> EXERCISE GOAL
Look through the data that follows and copy each line with the string "Maintenance".

> DATASET
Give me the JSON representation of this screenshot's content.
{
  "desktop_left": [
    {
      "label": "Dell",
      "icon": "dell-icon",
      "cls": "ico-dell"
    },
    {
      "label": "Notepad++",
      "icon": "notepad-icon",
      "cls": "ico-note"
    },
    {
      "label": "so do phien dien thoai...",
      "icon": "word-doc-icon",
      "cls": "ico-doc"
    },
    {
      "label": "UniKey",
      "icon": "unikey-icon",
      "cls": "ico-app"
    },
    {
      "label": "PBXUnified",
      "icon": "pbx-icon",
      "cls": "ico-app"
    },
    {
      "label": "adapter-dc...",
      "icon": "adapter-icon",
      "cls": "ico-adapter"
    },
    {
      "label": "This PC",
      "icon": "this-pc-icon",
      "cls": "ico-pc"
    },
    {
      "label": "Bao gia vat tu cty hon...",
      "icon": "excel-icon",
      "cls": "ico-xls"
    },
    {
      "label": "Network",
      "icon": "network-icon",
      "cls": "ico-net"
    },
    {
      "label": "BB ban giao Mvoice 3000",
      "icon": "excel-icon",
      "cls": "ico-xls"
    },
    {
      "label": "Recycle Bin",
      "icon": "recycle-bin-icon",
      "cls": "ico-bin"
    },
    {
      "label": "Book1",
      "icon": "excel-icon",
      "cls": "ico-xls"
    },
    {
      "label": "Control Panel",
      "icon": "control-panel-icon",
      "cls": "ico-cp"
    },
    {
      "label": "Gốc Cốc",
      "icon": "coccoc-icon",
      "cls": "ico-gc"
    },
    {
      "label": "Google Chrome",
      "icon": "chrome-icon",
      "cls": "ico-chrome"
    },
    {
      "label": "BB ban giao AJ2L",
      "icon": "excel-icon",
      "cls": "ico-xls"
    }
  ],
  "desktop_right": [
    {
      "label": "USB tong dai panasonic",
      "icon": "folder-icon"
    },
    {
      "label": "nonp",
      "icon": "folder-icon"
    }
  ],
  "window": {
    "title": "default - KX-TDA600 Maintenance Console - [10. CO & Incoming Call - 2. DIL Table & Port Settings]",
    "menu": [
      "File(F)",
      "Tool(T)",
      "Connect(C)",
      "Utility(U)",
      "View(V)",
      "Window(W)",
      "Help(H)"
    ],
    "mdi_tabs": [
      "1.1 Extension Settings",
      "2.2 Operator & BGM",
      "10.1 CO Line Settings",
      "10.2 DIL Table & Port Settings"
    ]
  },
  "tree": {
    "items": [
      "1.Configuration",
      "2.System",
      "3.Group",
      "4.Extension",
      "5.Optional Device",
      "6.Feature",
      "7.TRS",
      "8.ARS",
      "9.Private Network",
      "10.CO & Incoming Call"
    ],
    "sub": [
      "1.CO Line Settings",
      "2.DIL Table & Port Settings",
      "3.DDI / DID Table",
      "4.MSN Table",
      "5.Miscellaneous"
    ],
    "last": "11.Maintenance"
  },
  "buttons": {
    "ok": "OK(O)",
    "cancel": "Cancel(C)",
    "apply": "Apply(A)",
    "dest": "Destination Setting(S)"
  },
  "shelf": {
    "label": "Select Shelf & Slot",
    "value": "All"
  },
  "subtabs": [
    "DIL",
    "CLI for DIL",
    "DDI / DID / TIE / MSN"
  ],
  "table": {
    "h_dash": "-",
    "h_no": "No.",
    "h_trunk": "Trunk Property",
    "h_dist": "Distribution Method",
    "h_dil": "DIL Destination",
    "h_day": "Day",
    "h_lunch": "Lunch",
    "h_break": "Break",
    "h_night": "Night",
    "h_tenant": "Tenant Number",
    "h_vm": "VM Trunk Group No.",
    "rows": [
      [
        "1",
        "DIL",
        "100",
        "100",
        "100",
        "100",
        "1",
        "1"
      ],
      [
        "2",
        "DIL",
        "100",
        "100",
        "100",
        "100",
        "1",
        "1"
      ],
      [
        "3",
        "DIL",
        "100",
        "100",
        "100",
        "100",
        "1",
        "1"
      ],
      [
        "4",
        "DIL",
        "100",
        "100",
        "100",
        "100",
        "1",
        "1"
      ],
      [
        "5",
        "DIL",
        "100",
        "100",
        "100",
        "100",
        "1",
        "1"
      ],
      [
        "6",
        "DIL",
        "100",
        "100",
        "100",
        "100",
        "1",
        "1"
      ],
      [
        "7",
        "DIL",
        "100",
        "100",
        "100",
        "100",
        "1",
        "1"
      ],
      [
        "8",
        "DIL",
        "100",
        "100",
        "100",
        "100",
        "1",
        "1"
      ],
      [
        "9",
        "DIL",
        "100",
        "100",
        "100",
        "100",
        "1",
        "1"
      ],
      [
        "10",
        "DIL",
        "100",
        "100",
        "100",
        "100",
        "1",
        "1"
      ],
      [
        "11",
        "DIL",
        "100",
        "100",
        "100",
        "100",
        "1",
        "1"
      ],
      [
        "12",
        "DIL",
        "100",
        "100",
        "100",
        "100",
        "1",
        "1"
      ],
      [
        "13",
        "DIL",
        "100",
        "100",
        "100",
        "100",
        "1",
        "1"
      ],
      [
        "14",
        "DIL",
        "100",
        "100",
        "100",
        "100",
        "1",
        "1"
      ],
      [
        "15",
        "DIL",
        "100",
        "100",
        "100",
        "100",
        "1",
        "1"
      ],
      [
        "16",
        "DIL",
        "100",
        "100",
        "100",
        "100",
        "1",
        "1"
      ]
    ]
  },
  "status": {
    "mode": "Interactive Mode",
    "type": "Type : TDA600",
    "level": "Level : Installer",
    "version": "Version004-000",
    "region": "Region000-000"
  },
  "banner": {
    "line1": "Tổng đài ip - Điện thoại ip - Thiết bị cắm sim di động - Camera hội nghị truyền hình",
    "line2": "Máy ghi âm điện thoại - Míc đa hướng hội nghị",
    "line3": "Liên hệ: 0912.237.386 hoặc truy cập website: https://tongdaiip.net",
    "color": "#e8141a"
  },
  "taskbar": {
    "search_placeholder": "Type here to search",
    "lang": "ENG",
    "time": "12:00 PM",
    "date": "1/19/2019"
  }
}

> SOLVED PROBLEM
    "title": "default - KX-TDA600 Maintenance Console - [10. CO & Incoming Call - 2. DIL Table & Port Settings]",
    "last": "11.Maintenance"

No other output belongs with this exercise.